Note how many lines of the data below hold the word "from", then give that number with no other text.
↓
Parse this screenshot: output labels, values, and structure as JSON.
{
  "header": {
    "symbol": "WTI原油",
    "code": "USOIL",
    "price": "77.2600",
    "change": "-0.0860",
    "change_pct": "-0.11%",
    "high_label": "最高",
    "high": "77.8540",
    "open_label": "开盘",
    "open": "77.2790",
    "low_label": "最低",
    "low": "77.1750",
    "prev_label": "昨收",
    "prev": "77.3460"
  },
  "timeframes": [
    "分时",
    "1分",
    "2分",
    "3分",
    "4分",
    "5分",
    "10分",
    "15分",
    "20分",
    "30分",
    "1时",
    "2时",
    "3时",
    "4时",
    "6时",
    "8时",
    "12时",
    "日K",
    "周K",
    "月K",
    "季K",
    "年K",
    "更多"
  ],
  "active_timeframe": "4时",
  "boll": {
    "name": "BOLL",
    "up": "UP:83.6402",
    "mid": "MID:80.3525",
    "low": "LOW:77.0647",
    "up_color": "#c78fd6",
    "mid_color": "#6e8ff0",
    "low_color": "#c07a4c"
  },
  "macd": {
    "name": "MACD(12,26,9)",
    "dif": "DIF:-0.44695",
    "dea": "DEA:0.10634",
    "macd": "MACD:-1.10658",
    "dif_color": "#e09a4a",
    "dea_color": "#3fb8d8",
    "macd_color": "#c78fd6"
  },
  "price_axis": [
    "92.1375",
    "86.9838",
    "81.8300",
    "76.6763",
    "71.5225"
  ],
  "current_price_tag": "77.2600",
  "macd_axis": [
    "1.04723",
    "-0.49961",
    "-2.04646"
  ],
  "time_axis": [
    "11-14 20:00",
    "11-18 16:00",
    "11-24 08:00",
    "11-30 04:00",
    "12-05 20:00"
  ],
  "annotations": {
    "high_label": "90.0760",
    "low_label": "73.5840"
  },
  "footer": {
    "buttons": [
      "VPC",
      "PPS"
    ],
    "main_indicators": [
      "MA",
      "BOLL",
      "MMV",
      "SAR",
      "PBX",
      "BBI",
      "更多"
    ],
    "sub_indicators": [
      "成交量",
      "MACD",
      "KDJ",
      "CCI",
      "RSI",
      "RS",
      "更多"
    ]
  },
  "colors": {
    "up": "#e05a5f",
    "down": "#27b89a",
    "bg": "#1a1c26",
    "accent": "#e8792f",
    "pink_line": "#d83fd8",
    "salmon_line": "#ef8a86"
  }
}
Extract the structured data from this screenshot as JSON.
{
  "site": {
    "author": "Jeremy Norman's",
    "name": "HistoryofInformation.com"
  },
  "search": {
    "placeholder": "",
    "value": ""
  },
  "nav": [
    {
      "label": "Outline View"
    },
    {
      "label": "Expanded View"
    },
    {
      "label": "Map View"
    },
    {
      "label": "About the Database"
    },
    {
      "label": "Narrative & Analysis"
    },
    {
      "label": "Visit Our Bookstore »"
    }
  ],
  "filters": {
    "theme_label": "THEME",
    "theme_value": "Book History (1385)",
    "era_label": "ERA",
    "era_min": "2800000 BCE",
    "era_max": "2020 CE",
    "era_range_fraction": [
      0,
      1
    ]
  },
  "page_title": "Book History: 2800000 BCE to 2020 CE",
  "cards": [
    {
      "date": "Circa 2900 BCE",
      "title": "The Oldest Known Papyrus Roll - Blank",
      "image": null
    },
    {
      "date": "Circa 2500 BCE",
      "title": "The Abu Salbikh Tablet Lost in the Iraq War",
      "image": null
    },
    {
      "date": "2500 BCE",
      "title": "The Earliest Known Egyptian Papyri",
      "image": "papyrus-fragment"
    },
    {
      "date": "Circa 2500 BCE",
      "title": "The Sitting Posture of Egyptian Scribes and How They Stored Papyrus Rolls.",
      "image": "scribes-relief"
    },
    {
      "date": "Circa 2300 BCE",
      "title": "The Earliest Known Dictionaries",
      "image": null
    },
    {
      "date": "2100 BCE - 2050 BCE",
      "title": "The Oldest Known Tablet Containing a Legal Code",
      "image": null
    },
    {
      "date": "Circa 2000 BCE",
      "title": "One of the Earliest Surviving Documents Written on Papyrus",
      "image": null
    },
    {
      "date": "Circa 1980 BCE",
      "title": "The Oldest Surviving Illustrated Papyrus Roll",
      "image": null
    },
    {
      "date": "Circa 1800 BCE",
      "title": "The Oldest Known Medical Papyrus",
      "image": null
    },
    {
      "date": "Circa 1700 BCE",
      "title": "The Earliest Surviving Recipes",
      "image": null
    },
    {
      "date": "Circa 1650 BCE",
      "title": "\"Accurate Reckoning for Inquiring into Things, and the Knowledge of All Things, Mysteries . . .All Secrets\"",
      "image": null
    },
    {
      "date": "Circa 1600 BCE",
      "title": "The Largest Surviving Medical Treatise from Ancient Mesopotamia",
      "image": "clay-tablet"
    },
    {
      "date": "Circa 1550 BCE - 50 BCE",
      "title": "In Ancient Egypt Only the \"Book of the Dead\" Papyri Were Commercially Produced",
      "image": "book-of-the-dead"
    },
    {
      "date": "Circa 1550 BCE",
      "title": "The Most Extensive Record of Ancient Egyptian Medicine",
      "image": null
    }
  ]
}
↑
### REPLY
2